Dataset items
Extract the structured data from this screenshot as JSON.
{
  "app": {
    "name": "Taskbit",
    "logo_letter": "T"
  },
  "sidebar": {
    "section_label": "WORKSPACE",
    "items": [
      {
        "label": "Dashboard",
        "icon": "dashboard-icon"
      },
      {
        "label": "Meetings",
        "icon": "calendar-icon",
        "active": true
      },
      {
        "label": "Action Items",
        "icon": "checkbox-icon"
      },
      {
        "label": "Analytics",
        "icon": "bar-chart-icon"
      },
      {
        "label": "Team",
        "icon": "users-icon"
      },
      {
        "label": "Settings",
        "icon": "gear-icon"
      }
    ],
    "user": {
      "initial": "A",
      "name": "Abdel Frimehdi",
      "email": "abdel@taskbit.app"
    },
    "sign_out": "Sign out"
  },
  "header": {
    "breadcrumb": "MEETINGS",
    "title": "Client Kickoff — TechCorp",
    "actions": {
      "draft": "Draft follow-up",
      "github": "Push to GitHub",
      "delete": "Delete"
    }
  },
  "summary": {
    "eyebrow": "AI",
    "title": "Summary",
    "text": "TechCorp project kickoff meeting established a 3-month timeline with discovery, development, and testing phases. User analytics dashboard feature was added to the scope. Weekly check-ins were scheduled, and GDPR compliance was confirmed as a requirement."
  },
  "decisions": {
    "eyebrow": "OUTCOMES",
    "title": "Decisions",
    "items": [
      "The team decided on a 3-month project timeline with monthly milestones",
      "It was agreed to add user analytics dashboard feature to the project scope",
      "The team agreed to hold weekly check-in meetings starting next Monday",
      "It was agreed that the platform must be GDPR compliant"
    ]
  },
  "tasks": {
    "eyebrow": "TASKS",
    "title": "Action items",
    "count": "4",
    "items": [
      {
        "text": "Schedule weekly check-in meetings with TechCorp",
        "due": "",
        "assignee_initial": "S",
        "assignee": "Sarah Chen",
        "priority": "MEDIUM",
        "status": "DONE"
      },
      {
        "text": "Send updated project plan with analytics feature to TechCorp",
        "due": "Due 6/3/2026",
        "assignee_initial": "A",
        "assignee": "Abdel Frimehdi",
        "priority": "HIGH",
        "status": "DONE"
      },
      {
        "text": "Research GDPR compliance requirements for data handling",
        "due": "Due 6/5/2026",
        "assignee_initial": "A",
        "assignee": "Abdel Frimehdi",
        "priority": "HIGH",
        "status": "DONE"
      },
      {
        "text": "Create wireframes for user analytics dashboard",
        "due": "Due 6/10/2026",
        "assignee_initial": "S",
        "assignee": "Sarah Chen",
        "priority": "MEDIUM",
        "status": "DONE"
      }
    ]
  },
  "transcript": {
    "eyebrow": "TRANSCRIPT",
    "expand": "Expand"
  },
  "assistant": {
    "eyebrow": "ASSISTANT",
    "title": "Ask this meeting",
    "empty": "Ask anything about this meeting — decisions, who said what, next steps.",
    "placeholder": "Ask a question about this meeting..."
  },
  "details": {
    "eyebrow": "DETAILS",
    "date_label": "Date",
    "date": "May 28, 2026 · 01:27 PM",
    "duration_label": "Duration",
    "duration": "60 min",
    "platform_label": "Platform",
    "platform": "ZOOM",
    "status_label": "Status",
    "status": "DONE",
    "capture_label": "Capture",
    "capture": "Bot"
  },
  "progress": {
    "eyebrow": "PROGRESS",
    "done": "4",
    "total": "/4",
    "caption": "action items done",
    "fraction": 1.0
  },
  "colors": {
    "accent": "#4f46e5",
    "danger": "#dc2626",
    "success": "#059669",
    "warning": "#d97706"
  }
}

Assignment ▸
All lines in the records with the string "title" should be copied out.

Your response ▸
    "title": "Client Kickoff — TechCorp",
    "title": "Summary",
    "title": "Decisions",
    "title": "Action items",
    "title": "Ask this meeting",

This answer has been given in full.